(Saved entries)
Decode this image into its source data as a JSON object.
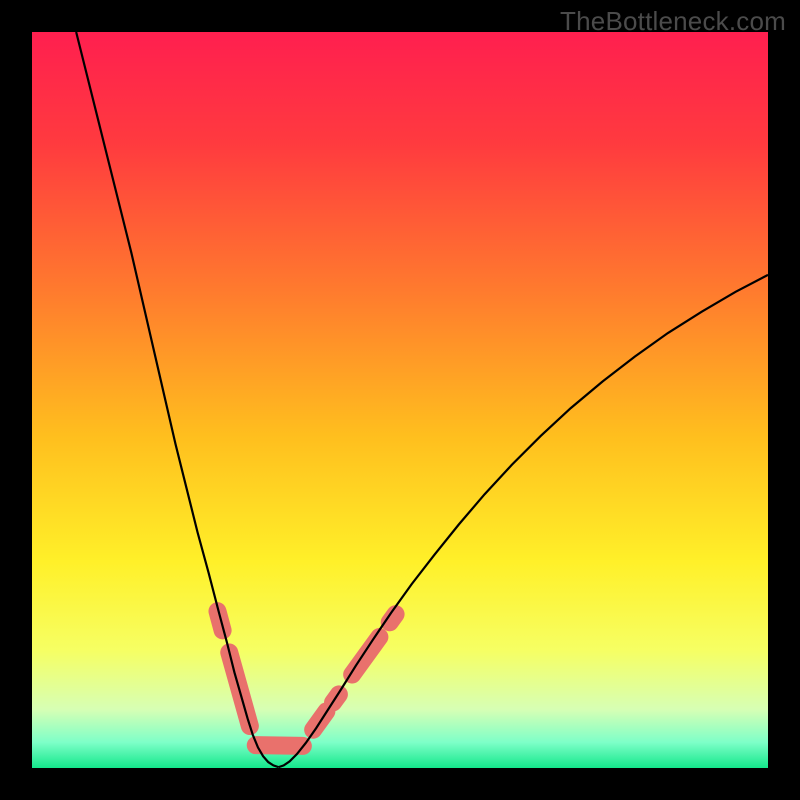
{
  "watermark": "TheBottleneck.com",
  "chart_data": {
    "type": "line",
    "title": "",
    "xlabel": "",
    "ylabel": "",
    "xlim": [
      0,
      100
    ],
    "ylim": [
      0,
      100
    ],
    "grid": false,
    "legend": false,
    "background_gradient_stops": [
      {
        "pos": 0.0,
        "color": "#ff1f4f"
      },
      {
        "pos": 0.15,
        "color": "#ff3a3f"
      },
      {
        "pos": 0.35,
        "color": "#ff7a2e"
      },
      {
        "pos": 0.55,
        "color": "#ffbf1e"
      },
      {
        "pos": 0.72,
        "color": "#fff029"
      },
      {
        "pos": 0.84,
        "color": "#f6ff63"
      },
      {
        "pos": 0.92,
        "color": "#d7ffb4"
      },
      {
        "pos": 0.965,
        "color": "#7effc8"
      },
      {
        "pos": 1.0,
        "color": "#14e78b"
      }
    ],
    "series": [
      {
        "name": "left-curve",
        "stroke": "#000000",
        "stroke_width": 2.2,
        "points_xy": [
          [
            6,
            100
          ],
          [
            7.5,
            94
          ],
          [
            9,
            88
          ],
          [
            10.5,
            82
          ],
          [
            12,
            76
          ],
          [
            13.5,
            70
          ],
          [
            15,
            63.5
          ],
          [
            16.5,
            57
          ],
          [
            18,
            50.5
          ],
          [
            19.5,
            44
          ],
          [
            21,
            38
          ],
          [
            22.5,
            32
          ],
          [
            24,
            26.5
          ],
          [
            25.3,
            21.5
          ],
          [
            26.5,
            17
          ],
          [
            27.5,
            13
          ],
          [
            28.5,
            9.5
          ],
          [
            29.3,
            6.7
          ],
          [
            30,
            4.5
          ],
          [
            30.7,
            2.8
          ],
          [
            31.4,
            1.6
          ],
          [
            32.1,
            0.8
          ],
          [
            32.8,
            0.35
          ],
          [
            33.5,
            0.12
          ]
        ]
      },
      {
        "name": "right-curve",
        "stroke": "#000000",
        "stroke_width": 2.2,
        "points_xy": [
          [
            33.5,
            0.12
          ],
          [
            34.2,
            0.35
          ],
          [
            35,
            0.9
          ],
          [
            36,
            1.9
          ],
          [
            37.2,
            3.4
          ],
          [
            38.6,
            5.4
          ],
          [
            40.2,
            7.9
          ],
          [
            42,
            10.7
          ],
          [
            44,
            13.9
          ],
          [
            46.3,
            17.4
          ],
          [
            48.8,
            21.1
          ],
          [
            51.6,
            25
          ],
          [
            54.7,
            29
          ],
          [
            58,
            33.1
          ],
          [
            61.5,
            37.2
          ],
          [
            65.2,
            41.2
          ],
          [
            69.1,
            45.1
          ],
          [
            73.2,
            48.9
          ],
          [
            77.5,
            52.5
          ],
          [
            81.9,
            55.9
          ],
          [
            86.4,
            59.1
          ],
          [
            91,
            62
          ],
          [
            95.6,
            64.7
          ],
          [
            100,
            67
          ]
        ]
      },
      {
        "name": "thick-pink-overlay",
        "stroke": "#e9716c",
        "stroke_width": 18,
        "linecap": "round",
        "segments_xy": [
          [
            [
              25.2,
              21.3
            ],
            [
              25.9,
              18.7
            ]
          ],
          [
            [
              26.8,
              15.7
            ],
            [
              29.6,
              5.7
            ]
          ],
          [
            [
              30.4,
              3.1
            ],
            [
              36.8,
              3.0
            ]
          ],
          [
            [
              38.2,
              5.2
            ],
            [
              40.0,
              7.7
            ]
          ],
          [
            [
              40.9,
              8.9
            ],
            [
              41.7,
              10.0
            ]
          ],
          [
            [
              43.5,
              12.7
            ],
            [
              47.2,
              17.8
            ]
          ],
          [
            [
              48.6,
              19.8
            ],
            [
              49.4,
              20.9
            ]
          ]
        ]
      }
    ],
    "notes": "V-shaped bottleneck curve. Two black curves descend from top-left and upper-right toward a minimum near x≈33.5, y≈0. Pink rounded segments highlight portions of both curves near the trough. Background is a vertical red→orange→yellow→green gradient. Values are visual estimates; no axes or tick labels are shown."
  }
}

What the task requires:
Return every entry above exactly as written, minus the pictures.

Solution to the exercise:
Decode this image into its source data as a JSON object.
{
  "watermark": "TheBottleneck.com",
  "chart_data": {
    "type": "line",
    "title": "",
    "xlabel": "",
    "ylabel": "",
    "xlim": [
      0,
      100
    ],
    "ylim": [
      0,
      100
    ],
    "grid": false,
    "legend": false,
    "background_gradient_stops": [
      {
        "pos": 0.0,
        "color": "#ff1f4f"
      },
      {
        "pos": 0.15,
        "color": "#ff3a3f"
      },
      {
        "pos": 0.35,
        "color": "#ff7a2e"
      },
      {
        "pos": 0.55,
        "color": "#ffbf1e"
      },
      {
        "pos": 0.72,
        "color": "#fff029"
      },
      {
        "pos": 0.84,
        "color": "#f6ff63"
      },
      {
        "pos": 0.92,
        "color": "#d7ffb4"
      },
      {
        "pos": 0.965,
        "color": "#7effc8"
      },
      {
        "pos": 1.0,
        "color": "#14e78b"
      }
    ],
    "series": [
      {
        "name": "left-curve",
        "stroke": "#000000",
        "stroke_width": 2.2,
        "points_xy": [
          [
            6,
            100
          ],
          [
            7.5,
            94
          ],
          [
            9,
            88
          ],
          [
            10.5,
            82
          ],
          [
            12,
            76
          ],
          [
            13.5,
            70
          ],
          [
            15,
            63.5
          ],
          [
            16.5,
            57
          ],
          [
            18,
            50.5
          ],
          [
            19.5,
            44
          ],
          [
            21,
            38
          ],
          [
            22.5,
            32
          ],
          [
            24,
            26.5
          ],
          [
            25.3,
            21.5
          ],
          [
            26.5,
            17
          ],
          [
            27.5,
            13
          ],
          [
            28.5,
            9.5
          ],
          [
            29.3,
            6.7
          ],
          [
            30,
            4.5
          ],
          [
            30.7,
            2.8
          ],
          [
            31.4,
            1.6
          ],
          [
            32.1,
            0.8
          ],
          [
            32.8,
            0.35
          ],
          [
            33.5,
            0.12
          ]
        ]
      },
      {
        "name": "right-curve",
        "stroke": "#000000",
        "stroke_width": 2.2,
        "points_xy": [
          [
            33.5,
            0.12
          ],
          [
            34.2,
            0.35
          ],
          [
            35,
            0.9
          ],
          [
            36,
            1.9
          ],
          [
            37.2,
            3.4
          ],
          [
            38.6,
            5.4
          ],
          [
            40.2,
            7.9
          ],
          [
            42,
            10.7
          ],
          [
            44,
            13.9
          ],
          [
            46.3,
            17.4
          ],
          [
            48.8,
            21.1
          ],
          [
            51.6,
            25
          ],
          [
            54.7,
            29
          ],
          [
            58,
            33.1
          ],
          [
            61.5,
            37.2
          ],
          [
            65.2,
            41.2
          ],
          [
            69.1,
            45.1
          ],
          [
            73.2,
            48.9
          ],
          [
            77.5,
            52.5
          ],
          [
            81.9,
            55.9
          ],
          [
            86.4,
            59.1
          ],
          [
            91,
            62
          ],
          [
            95.6,
            64.7
          ],
          [
            100,
            67
          ]
        ]
      },
      {
        "name": "thick-pink-overlay",
        "stroke": "#e9716c",
        "stroke_width": 18,
        "linecap": "round",
        "segments_xy": [
          [
            [
              25.2,
              21.3
            ],
            [
              25.9,
              18.7
            ]
          ],
          [
            [
              26.8,
              15.7
            ],
            [
              29.6,
              5.7
            ]
          ],
          [
            [
              30.4,
              3.1
            ],
            [
              36.8,
              3.0
            ]
          ],
          [
            [
              38.2,
              5.2
            ],
            [
              40.0,
              7.7
            ]
          ],
          [
            [
              40.9,
              8.9
            ],
            [
              41.7,
              10.0
            ]
          ],
          [
            [
              43.5,
              12.7
            ],
            [
              47.2,
              17.8
            ]
          ],
          [
            [
              48.6,
              19.8
            ],
            [
              49.4,
              20.9
            ]
          ]
        ]
      }
    ],
    "notes": "V-shaped bottleneck curve. Two black curves descend from top-left and upper-right toward a minimum near x≈33.5, y≈0. Pink rounded segments highlight portions of both curves near the trough. Background is a vertical red→orange→yellow→green gradient. Values are visual estimates; no axes or tick labels are shown."
  }
}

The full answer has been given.